She explained the situation, but still received a "bad repo" mark on her credit report and worries that will affect her ability to borrow money in the future.

Inflated trade-in values 

George Iny, director of the Automobile Protection Association — which lobbies for auto safety standards and promotes consumer information — said some dealers use over-valuing trades as a sales tactic.

"What you do is inflate the trade-in value, then you pack two loans on to the price of the next vehicle," Iny said in a phone interview from Montreal.

George Iny is the director of the Automobile Protection Association. (CBC News)
Customers are assured the dealership will apply the value of the vehicle they're trading in to pay out the loan for that vehicle.

But the vehicle being traded in is over-valued in order to cover the loan. To make up for that lost money, the dealership inflates the cost of the new vehicle being purchased, in a way adding the dealer's losses from the trade-in on the old vehicle to the purchase price of the new one.

Iny reviewed two bills of sale provided by CBC News. Both the Houles' and Richard's bills of sale show the value of their trade-in listed as equal to the lien payable on their initial loans.

He said in both cases, the purchase prices appear to be inflated.

"Clearly when you see that they were told, 'We'll get you out of the old car, we'll pay off the loan fully,' and by over-allowing ... maybe they don't fully understand that that amount is being added to the new vehicle."

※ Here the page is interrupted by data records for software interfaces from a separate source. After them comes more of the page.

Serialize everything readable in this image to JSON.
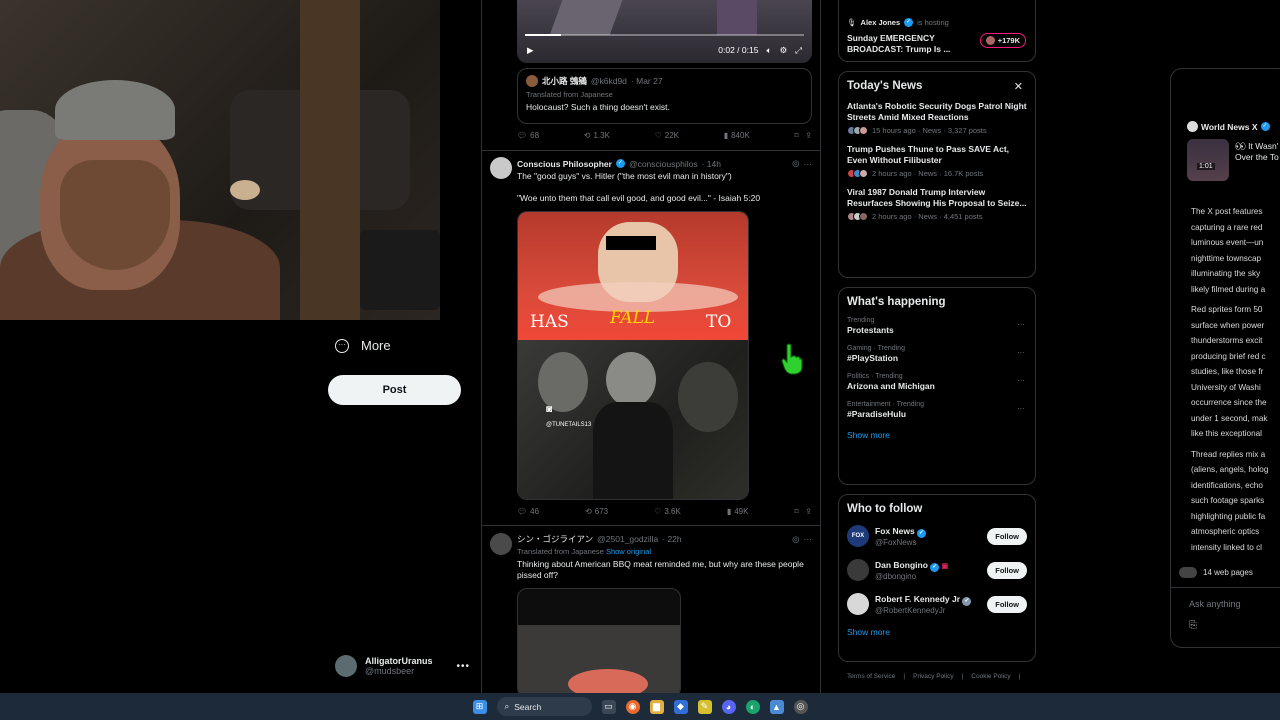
{
  "nav": {
    "more_label": "More",
    "post_label": "Post",
    "account": {
      "name": "AlligatorUranus",
      "handle": "@mudsbeer"
    }
  },
  "feed": {
    "video": {
      "time": "0:02 / 0:15",
      "progress": 0.13
    },
    "quote": {
      "name": "北小路 鵼鵷",
      "handle": "@k6kd9d",
      "date": "· Mar 27",
      "translated": "Translated from Japanese",
      "text": "Holocaust? Such a thing doesn't exist."
    },
    "tweet1_actions": {
      "replies": "68",
      "reposts": "1.3K",
      "likes": "22K",
      "views": "840K"
    },
    "tweet2": {
      "name": "Conscious Philosopher",
      "handle": "@consciousphilos",
      "time": "· 14h",
      "line1": "The \"good guys\" vs. Hitler (\"the most evil man in history\")",
      "line2": "\"Woe unto them that call evil good, and good evil...\" - Isaiah 5:20",
      "media_words": [
        "HAS",
        "FALL",
        "TO"
      ],
      "watermark": "@TUNETAILS13"
    },
    "tweet2_actions": {
      "replies": "46",
      "reposts": "673",
      "likes": "3.6K",
      "views": "49K"
    },
    "tweet3": {
      "name": "シン・ゴジライアン",
      "handle": "@2501_godzilla",
      "time": "· 22h",
      "translated": "Translated from Japanese",
      "show_original": "Show original",
      "text": "Thinking about American BBQ meat reminded me, but why are these people pissed off?"
    }
  },
  "live": {
    "host_name": "Alex Jones",
    "hosting": "is hosting",
    "title": "Sunday EMERGENCY BROADCAST: Trump Is ...",
    "listeners": "+179K"
  },
  "news": {
    "title": "Today's News",
    "items": [
      {
        "title": "Atlanta's Robotic Security Dogs Patrol Night Streets Amid Mixed Reactions",
        "meta": "15 hours ago · News · 3,327 posts"
      },
      {
        "title": "Trump Pushes Thune to Pass SAVE Act, Even Without Filibuster",
        "meta": "2 hours ago · News · 16.7K posts"
      },
      {
        "title": "Viral 1987 Donald Trump Interview Resurfaces Showing His Proposal to Seize...",
        "meta": "2 hours ago · News · 4,451 posts"
      }
    ]
  },
  "happening": {
    "title": "What's happening",
    "items": [
      {
        "category": "Trending",
        "name": "Protestants"
      },
      {
        "category": "Gaming · Trending",
        "name": "#PlayStation"
      },
      {
        "category": "Politics · Trending",
        "name": "Arizona and Michigan"
      },
      {
        "category": "Entertainment · Trending",
        "name": "#ParadiseHulu"
      }
    ],
    "show_more": "Show more"
  },
  "who_to_follow": {
    "title": "Who to follow",
    "items": [
      {
        "name": "Fox News",
        "handle": "@FoxNews",
        "button": "Follow"
      },
      {
        "name": "Dan Bongino",
        "handle": "@dbongino",
        "button": "Follow"
      },
      {
        "name": "Robert F. Kennedy Jr",
        "handle": "@RobertKennedyJr",
        "button": "Follow"
      }
    ],
    "show_more": "Show more"
  },
  "footer": [
    "Terms of Service",
    "Privacy Policy",
    "Cookie Policy"
  ],
  "grok": {
    "source_name": "World News X",
    "source_text1": "It Wasn'",
    "source_text2": "Over the To",
    "video_time": "1:01",
    "bullets": [
      [
        "The X post features",
        "capturing a rare red",
        "luminous event—un",
        "nighttime townscap",
        "illuminating the sky",
        "likely filmed during a"
      ],
      [
        "Red sprites form 50",
        "surface when power",
        "thunderstorms excit",
        "producing brief red c",
        "studies, like those fr",
        "University of Washi",
        "occurrence since the",
        "under 1 second, mak",
        "like this exceptional"
      ],
      [
        "Thread replies mix a",
        "(aliens, angels, holog",
        "identifications, echo",
        "such footage sparks",
        "highlighting public fa",
        "atmospheric optics",
        "intensity linked to cl"
      ]
    ],
    "web_pages": "14 web pages",
    "ask_placeholder": "Ask anything"
  },
  "taskbar": {
    "search_label": "Search"
  }
}
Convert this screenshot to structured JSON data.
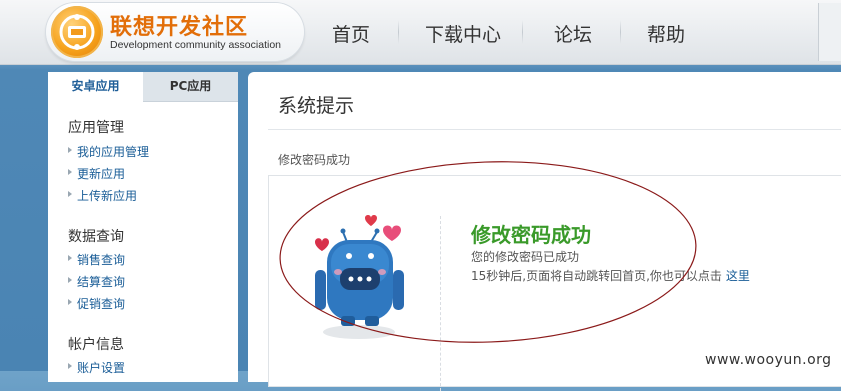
{
  "header": {
    "logo_title": "联想开发社区",
    "logo_subtitle": "Development community association",
    "nav": [
      "首页",
      "下载中心",
      "论坛",
      "帮助"
    ]
  },
  "sidebar": {
    "tabs": [
      {
        "label": "安卓应用",
        "active": true
      },
      {
        "label": "PC应用",
        "active": false
      }
    ],
    "sections": [
      {
        "title": "应用管理",
        "links": [
          "我的应用管理",
          "更新应用",
          "上传新应用"
        ]
      },
      {
        "title": "数据查询",
        "links": [
          "销售查询",
          "结算查询",
          "促销查询"
        ]
      },
      {
        "title": "帐户信息",
        "links": [
          "账户设置"
        ]
      }
    ]
  },
  "main": {
    "title": "系统提示",
    "breadcrumb": "修改密码成功",
    "message": {
      "heading": "修改密码成功",
      "line1": "您的修改密码已成功",
      "line2_prefix": "15秒钟后,页面将自动跳转回首页,你也可以点击",
      "link_label": "这里"
    }
  },
  "watermark": "www.wooyun.org",
  "colors": {
    "brand_orange": "#e26e09",
    "link_blue": "#1a5d97",
    "success_green": "#3a9a2a",
    "annotation_red": "#8b1a1a"
  }
}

He thinks the numbers in the sales don't add up, saying "$11,000 is much more than the market value for a Torrent ... the brand doesn't exist anymore." 

More oversight needed 

Iny said the best course of action in this situation is to contact Manitoba's Consumer Protection Office. Cases like this, he said, are signs that current rules and regulations need to be better enforced. 

"I think the root of the issue is the level of oversight. Regulators just don't get out there. They don't put themselves in the shoes of one of the customers they regulate," Iny said.

The bill of sale Paula Richard signed when trading in her Pontiac for a used Jeep. (Supplied/Paula Richard)

"They have to get out of their offices and go and either suspend the licences of people that do this or shut them down," he added. "It's very serious."

A spokesperson for Manitoba's Consumer Protection Office told CBC News that the office doesn't comment on complaints filed against a business unless "enforcement action" has been taken. No enforcement action has been taken against SRT Auto, the spokesperson said. 

Manitoba Public Insurance, which issues dealer permits, hasn't listed any sanctions against the dealership. 

Meanwhile, Richard doesn't know where her Torrent is now, but said all she wants is either to get it back, or get the money for her original loan.

"If anything, I think they should give us our vehicle," she said. "I'll never be able to do anything again because of what they did [to my credit]." 

Even so, she said SRT Auto called her recently asking if she wanted to trade in her Jeep. 

She's now considering going to the RCMP to file a complaint.

Iny believes Richard will unfortunately be left paying the price of the trade-in for some time to come. 

"She's paying dearly for her Compass, and today a Compass has almost no resale value," he said. "She's stuck with a pretty lousy vehicle before it's paid off."